But the media don't pay much attention to that. Not running out of oil is not a very interesting story.
MYTH: A full moon makes people crazy.
TRUTH: I was crazy enough to report that.
We media people routinely and mindlessly corroborate myths about science and nature. People already believe that a full moon influences people in weird, negative ways, and reporters are quick to confirm it. Here are samples of what the clueless media has said about the full moon:
"The moon's effects are legendary . . . Few of us can escape the power of the moon."-Hugh Downs, 20/20, November 8, 1984. "Spokane County sheriff's deputies have no need to check their lunar tables to know when it's a full moon out there."-Spokesman-Review, October 19, 2005. "A Florida researcher studied murders in Dade County, and found more murders were committed during full moons than any other time. So tonight, watch out."-John Stossel
Yes, I confess: I actually said that on Good Morning America years ago. The Dade County study seemed plausible-people might drink, party, and therefore murder more people when the moon was full. It was only much later that I discovered the study was flawed. Michael Shermer, editor of Skeptic magazine, embarrassed me by explaining that "Researchers went back, reanalyzed the data, and discovered that there's nothing unusual going on."
Shermer said thirty-six other studies prove there is no full-moon effect, but people still believe there is one because our memories play tricks on us. Our brains look for patterns, and when we find one, it sticks. We remember something unusual that happened on a full moon.
"We don't remember the unusual things that happen on all the other times because we're not looking for them," Shermer told me. "These things go on all the time, and there's no full moon, they're not looking for it, they don't remember it. We remember the hits, we forget the misses." (See also Chapter 9, The Power of Belief.)
Next time you see the "more violence during full moon" headline-get the shovel. MYTH: We're drowning in garbage!

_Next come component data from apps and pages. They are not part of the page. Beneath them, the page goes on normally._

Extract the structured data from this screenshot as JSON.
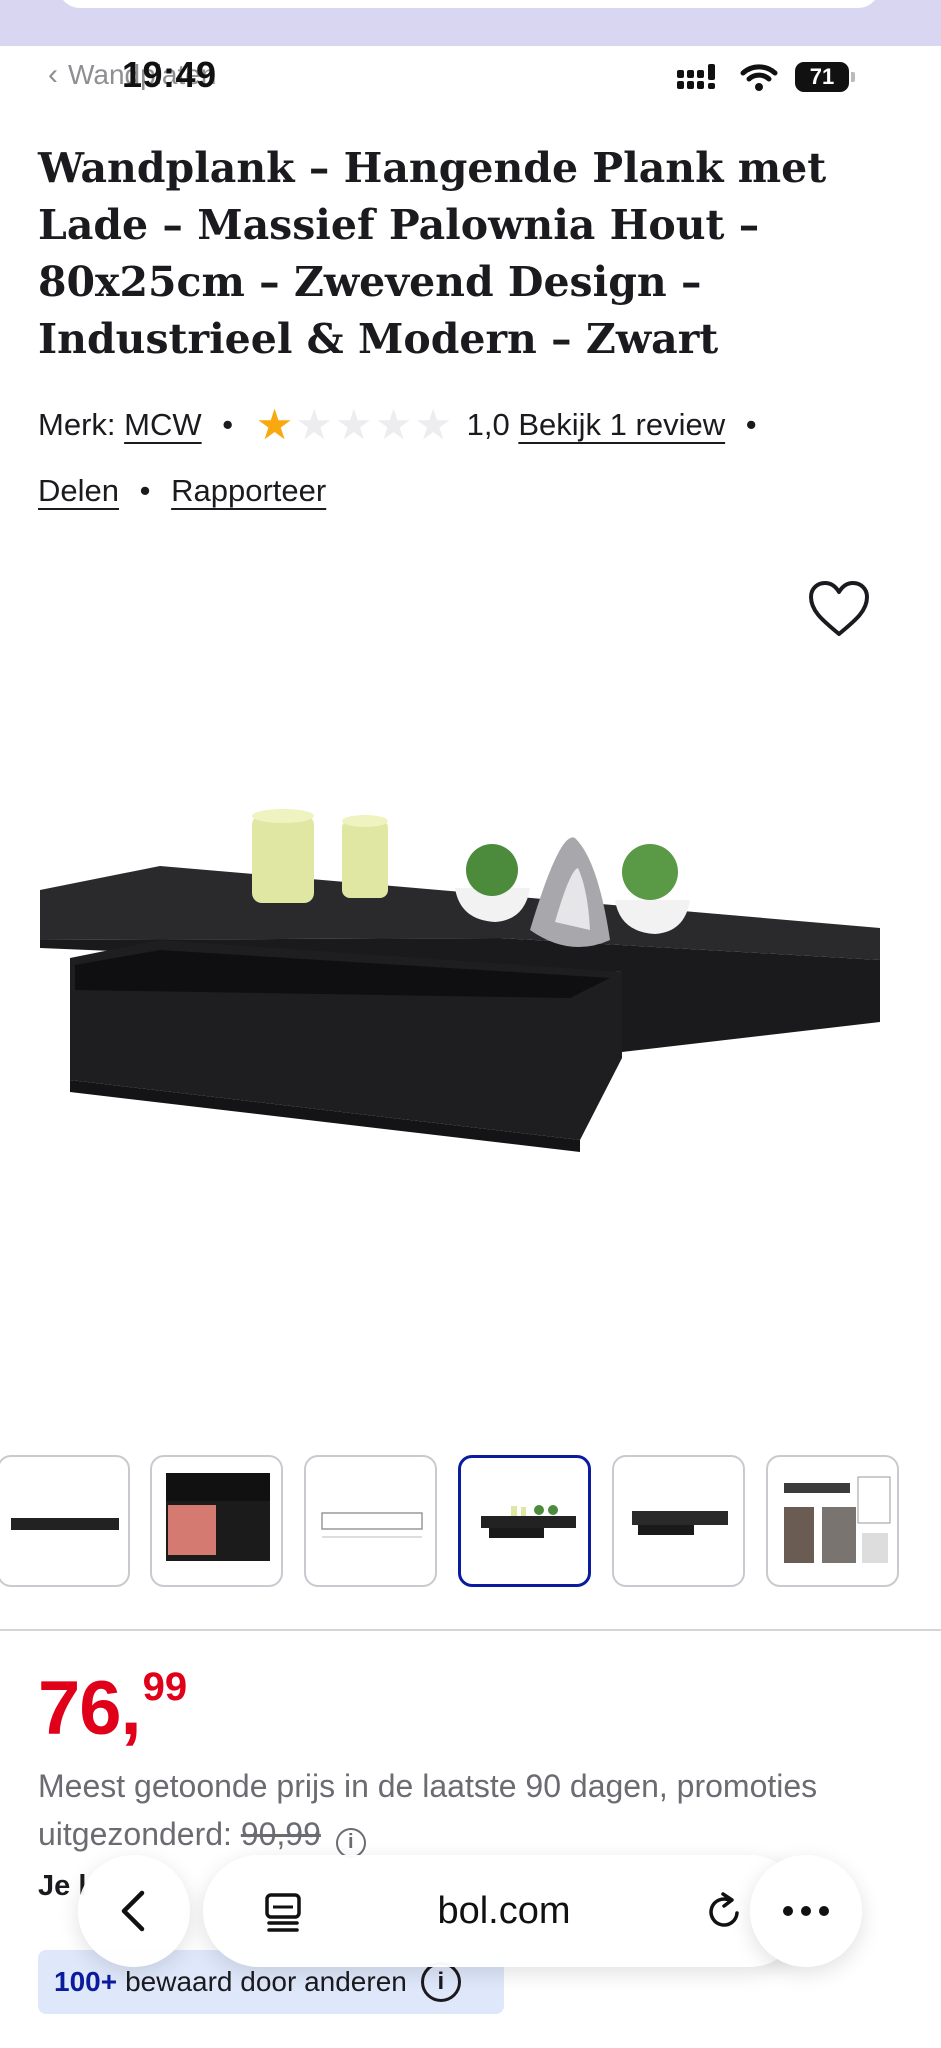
{
  "status_bar": {
    "time": "19:49",
    "back_link": "Wandplaten",
    "battery": "71"
  },
  "product": {
    "title": "Wandplank – Hangende Plank met Lade – Massief Palownia Hout – 80x25cm – Zwevend Design – Industrieel & Modern – Zwart",
    "brand_label": "Merk:",
    "brand": "MCW",
    "rating": "1,0",
    "rating_value": 1,
    "rating_max": 5,
    "review_link": "Bekijk 1 review",
    "share": "Delen",
    "report": "Rapporteer"
  },
  "gallery": {
    "thumbnail_count": 6,
    "active_index": 3
  },
  "price": {
    "integer": "76,",
    "decimals": "99",
    "note": "Meest getoonde prijs in de laatste 90 dagen, promoties uitgezonderd:",
    "old_price": "90,99",
    "partial_text": "Je l"
  },
  "browser_bar": {
    "url": "bol.com"
  },
  "badge": {
    "count": "100+",
    "text": "bewaard door anderen"
  },
  "colors": {
    "price_red": "#e0001a",
    "brand_blue": "#0b1b9e",
    "star_yellow": "#f9a90f",
    "badge_bg": "#dfe8fb"
  },
  "icons": [
    "chevron-left-icon",
    "signal-icon",
    "wifi-icon",
    "battery-icon",
    "star-icon",
    "heart-icon",
    "info-icon",
    "back-arrow-icon",
    "tabs-icon",
    "reload-icon",
    "more-icon"
  ]
}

TRUTH: There's plenty of room.
"New York City produces 20,000 tons of solid waste every day and the Sanitation Department is running out of places to put it. It argues in a new report that the only place left is the sky."-The New York Times, April 21, 1984. "We're going to be drowning in garbage."-William K. Reilly (former EPA administrator), from Newsday, February 1, 1989. "A World Drowning in Litter."-BBC News, March 4, 2002.

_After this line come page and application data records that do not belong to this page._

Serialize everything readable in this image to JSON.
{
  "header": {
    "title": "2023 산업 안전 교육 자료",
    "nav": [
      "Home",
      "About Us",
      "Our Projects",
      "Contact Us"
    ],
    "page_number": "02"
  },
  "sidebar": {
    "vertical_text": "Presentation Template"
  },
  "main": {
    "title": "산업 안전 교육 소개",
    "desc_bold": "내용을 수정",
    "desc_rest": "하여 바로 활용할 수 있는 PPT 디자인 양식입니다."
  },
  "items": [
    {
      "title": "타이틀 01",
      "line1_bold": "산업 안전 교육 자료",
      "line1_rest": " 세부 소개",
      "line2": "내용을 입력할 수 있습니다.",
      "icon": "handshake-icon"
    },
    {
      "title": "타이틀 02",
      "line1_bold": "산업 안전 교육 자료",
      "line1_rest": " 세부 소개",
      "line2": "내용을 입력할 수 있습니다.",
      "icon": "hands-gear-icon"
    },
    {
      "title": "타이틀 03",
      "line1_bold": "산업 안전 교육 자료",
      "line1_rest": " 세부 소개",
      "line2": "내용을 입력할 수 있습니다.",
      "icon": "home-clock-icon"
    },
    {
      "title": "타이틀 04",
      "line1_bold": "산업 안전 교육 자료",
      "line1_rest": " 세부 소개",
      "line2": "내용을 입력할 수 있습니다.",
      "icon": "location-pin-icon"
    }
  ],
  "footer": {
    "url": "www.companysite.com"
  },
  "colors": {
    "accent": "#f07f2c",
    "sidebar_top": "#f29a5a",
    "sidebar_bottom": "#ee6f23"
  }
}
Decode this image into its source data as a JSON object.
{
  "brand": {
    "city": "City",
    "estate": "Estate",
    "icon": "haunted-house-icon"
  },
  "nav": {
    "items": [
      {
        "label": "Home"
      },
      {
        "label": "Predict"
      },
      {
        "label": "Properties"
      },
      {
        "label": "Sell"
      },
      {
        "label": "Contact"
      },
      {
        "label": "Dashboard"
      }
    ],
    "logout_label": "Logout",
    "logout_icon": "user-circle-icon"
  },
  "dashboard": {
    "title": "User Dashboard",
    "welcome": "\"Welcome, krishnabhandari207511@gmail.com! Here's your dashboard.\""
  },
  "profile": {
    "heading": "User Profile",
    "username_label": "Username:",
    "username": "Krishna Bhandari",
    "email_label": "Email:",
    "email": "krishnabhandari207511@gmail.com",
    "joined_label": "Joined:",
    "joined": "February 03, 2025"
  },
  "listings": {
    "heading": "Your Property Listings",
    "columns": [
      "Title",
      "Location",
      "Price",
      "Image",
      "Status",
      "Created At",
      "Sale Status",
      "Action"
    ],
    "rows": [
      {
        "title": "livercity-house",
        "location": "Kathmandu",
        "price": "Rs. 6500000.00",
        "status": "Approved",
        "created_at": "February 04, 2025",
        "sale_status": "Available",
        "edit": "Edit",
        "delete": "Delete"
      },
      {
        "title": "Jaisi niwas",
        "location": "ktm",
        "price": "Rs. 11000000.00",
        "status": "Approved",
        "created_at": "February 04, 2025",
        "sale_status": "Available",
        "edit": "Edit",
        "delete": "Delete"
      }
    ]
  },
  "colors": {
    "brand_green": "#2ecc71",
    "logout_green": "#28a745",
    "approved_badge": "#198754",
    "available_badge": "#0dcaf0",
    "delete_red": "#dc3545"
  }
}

This myth got jump-started with a real-life incident that took on a life of its own. In 1987, a barge full of New York trash was supposed to be shipped to a landfill in Louisiana. But on the way to Louisiana, the shipper tried to save money by dumping his trash in North Carolina. Suspicious local officials turned him away, and called the media. The complaints of "We don't want New York's garbage!" got so much publicity that by the time the "garbage barge" reached its original destination, the Louisiana dump wouldn't accept it anymore. That brought more publicity.

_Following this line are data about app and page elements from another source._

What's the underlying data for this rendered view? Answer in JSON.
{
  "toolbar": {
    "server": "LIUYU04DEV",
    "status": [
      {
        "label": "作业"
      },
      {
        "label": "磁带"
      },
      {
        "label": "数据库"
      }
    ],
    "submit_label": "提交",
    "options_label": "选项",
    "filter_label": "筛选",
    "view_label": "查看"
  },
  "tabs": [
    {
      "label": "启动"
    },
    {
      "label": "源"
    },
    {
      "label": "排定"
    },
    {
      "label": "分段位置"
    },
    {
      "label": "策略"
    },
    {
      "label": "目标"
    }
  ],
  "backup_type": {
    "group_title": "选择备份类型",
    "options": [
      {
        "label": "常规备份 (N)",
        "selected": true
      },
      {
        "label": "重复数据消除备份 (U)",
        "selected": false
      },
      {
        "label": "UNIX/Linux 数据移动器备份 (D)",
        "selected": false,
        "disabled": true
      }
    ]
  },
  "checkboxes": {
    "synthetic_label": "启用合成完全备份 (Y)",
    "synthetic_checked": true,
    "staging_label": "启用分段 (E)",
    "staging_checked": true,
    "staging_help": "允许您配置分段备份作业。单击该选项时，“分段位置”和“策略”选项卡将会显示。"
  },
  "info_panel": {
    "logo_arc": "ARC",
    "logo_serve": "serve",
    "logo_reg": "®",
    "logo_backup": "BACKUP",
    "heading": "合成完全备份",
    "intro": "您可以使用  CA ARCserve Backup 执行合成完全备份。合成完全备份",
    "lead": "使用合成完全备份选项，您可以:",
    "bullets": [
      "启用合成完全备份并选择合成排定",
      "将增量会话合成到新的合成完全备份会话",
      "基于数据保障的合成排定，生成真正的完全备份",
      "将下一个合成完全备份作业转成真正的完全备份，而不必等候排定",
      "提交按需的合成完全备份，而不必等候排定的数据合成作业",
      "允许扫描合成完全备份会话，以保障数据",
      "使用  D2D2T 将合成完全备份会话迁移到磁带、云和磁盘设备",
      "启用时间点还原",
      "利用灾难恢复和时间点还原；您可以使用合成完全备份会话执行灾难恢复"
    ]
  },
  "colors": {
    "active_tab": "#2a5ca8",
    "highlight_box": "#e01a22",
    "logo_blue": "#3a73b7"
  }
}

Television news crews rushed to the scene. Before you could say "Fabricate a crisis to raise money," activists around the country had added "the garbage crisis" to their agenda. Said Cynthia Pollock of the Worldwatch Institute, "We are now approaching an emergency situation!" That got more publicity.
But it wasn't true.